What the exercise asks ▸ Which of the lines below holds the string "content"? Copy every line that does.

(Stored data entries)
-----

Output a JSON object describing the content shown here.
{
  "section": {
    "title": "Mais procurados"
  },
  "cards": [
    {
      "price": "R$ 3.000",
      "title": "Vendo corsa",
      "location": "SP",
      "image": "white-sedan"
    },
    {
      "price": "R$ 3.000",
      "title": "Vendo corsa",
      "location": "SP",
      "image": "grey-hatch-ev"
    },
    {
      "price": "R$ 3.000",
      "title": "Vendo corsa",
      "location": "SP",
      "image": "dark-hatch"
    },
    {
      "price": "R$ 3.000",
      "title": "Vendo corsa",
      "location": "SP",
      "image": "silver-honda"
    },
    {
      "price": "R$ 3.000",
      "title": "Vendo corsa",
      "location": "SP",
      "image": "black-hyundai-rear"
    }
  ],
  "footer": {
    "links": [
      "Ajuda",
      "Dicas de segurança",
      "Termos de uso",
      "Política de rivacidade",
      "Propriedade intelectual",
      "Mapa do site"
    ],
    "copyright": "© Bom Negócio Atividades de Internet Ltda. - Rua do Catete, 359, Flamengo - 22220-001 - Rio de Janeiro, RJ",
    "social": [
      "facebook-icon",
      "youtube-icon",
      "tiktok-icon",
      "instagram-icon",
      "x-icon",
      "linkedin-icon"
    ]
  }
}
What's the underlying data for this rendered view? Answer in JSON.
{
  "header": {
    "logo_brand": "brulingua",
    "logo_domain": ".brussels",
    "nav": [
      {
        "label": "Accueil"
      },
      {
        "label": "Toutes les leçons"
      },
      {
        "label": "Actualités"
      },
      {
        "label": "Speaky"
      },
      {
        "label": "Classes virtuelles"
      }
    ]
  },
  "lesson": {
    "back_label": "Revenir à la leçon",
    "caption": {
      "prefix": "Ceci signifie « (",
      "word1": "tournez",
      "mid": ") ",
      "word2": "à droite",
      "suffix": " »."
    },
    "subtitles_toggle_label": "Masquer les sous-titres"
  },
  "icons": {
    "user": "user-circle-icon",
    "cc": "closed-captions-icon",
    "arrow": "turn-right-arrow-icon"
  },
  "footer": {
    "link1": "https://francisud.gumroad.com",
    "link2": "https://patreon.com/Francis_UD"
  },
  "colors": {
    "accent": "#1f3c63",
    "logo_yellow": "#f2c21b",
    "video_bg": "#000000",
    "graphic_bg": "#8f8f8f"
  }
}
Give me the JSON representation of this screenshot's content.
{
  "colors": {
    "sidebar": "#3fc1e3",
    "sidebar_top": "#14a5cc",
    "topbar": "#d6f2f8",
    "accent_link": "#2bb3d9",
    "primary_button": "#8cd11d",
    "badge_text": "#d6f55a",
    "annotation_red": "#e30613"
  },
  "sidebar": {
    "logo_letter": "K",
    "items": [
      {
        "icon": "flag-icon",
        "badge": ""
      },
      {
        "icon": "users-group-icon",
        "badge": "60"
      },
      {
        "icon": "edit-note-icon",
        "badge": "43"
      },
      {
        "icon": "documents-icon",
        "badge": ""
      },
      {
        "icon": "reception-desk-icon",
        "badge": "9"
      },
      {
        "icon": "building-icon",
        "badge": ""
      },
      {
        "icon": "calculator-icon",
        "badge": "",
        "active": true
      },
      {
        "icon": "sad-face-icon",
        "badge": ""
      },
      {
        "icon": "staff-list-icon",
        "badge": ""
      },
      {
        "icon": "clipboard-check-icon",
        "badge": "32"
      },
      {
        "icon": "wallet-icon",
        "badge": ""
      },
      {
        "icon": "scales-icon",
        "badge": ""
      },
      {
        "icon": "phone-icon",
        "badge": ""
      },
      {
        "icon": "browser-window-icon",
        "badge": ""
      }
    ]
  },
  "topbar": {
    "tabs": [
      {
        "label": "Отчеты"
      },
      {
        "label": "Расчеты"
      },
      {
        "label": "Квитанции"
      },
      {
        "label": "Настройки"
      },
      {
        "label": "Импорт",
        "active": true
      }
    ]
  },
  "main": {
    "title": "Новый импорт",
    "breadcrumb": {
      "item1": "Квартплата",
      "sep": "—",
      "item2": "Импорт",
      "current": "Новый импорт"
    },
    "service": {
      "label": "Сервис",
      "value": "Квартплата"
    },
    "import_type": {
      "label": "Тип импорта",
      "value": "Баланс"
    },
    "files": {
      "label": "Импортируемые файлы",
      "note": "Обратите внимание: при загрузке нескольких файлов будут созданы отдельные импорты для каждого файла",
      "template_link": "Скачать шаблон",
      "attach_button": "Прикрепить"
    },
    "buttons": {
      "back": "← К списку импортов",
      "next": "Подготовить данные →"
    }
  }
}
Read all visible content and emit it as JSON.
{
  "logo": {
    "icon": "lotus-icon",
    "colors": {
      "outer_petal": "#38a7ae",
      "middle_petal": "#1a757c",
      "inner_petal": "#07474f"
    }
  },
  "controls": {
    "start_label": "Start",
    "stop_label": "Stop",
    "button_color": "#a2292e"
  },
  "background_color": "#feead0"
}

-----

Finished task ▸
Output a JSON object describing the content shown here.
Give me the JSON representation of this screenshot's content.
Read all visible content and emit it as JSON.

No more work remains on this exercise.